Halloran’s economics work was interwoven with Larkin’s pathogen work, since rotations that suppress disease should help growers cut costs.
“While I don’t have any hard figures,” says Halloran, “rotations that reduce potato diseases could bring significant savings because growers won’t have to use as many pesticides and herbicides, while attaining potentially higher yields and higher quality. Fewer chemical applications also mean lower costs.”
Halloran helped fit the software with an economic calculator that allows growers to plug in their own production costs, recent yield figures, and market prices to estimate the potential profitability of a particular cropping scenario.

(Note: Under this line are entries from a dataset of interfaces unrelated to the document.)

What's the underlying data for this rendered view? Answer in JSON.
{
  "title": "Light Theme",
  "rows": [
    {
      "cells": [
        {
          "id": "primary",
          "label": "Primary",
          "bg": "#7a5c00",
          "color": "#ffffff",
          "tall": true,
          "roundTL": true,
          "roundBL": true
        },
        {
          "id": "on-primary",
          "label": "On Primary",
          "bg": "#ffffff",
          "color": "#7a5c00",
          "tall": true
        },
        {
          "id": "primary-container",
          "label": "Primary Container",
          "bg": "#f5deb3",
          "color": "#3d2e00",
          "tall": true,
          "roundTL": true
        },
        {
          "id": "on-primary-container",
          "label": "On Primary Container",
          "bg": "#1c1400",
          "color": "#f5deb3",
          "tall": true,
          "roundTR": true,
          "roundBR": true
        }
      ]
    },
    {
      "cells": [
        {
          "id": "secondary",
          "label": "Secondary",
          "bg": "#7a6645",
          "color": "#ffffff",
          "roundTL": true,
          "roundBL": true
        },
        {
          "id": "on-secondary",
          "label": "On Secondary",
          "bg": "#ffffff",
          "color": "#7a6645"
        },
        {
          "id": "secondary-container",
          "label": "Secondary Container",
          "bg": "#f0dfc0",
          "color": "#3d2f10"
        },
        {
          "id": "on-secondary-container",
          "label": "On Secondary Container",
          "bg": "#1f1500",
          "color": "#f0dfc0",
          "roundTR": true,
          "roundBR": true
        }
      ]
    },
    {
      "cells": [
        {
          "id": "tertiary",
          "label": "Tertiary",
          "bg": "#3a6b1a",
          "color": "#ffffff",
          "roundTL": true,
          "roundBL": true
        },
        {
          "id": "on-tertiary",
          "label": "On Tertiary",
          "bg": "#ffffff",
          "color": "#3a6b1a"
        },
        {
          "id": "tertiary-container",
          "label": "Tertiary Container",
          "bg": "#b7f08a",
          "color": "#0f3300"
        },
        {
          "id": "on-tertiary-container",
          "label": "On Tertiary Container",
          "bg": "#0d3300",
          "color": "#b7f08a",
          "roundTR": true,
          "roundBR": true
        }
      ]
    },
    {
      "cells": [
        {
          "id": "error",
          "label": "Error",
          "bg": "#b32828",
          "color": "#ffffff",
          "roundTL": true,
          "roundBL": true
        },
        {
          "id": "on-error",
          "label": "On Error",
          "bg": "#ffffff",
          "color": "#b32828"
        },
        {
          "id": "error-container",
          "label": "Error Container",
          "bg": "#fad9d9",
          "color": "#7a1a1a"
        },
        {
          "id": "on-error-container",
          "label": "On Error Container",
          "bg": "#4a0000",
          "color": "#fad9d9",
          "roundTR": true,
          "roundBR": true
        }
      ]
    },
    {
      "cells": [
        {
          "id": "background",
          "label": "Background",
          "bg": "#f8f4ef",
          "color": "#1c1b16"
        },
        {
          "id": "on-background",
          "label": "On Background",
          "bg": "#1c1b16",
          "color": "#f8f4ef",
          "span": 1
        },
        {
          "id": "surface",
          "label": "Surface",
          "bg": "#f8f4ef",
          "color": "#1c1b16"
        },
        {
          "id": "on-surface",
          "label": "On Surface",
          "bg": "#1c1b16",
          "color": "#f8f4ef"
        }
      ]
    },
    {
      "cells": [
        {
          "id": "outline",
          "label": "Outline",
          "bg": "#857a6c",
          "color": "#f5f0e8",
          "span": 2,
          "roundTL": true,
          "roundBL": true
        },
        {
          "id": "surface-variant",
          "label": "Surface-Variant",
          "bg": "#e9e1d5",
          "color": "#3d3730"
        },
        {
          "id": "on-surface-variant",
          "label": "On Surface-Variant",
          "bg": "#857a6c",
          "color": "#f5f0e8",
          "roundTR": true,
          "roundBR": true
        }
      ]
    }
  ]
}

“Most rotations, when compared to growing straight potatoes, reduced income variability,” says Halloran. “The idea is to diversify your crops—somewhat like diversifying your holdings in the stock market.”
Halloran hopes to establish an economic “risk preference” resource, which would help potato farmers—each with his or her own comfort level for risk—learn what rotation is best for them.
Growers interested in receiving copies of the Potato Systems Planner software may contact C. Wayne Honeycutt, phone (207) 581-3363.—By Erin K. Peabody, Agricultural Research Service Information Staff.
This research is part of Integrated Agricultural Systems, an ARS National Program (#207) described on the World Wide Web at www.nps.ars.usda.gov.
To reach scientists mentioned in this story, contact Erin Peabody, USDA-ARS Information Staff, 5601 Sunnyside Ave., Beltsville, MD 20705-5129; phone (301) 504-1624, fax (301) 504-1486.
"Playing the Field" was published in the December
2005 issue of Agricultural Research magazine.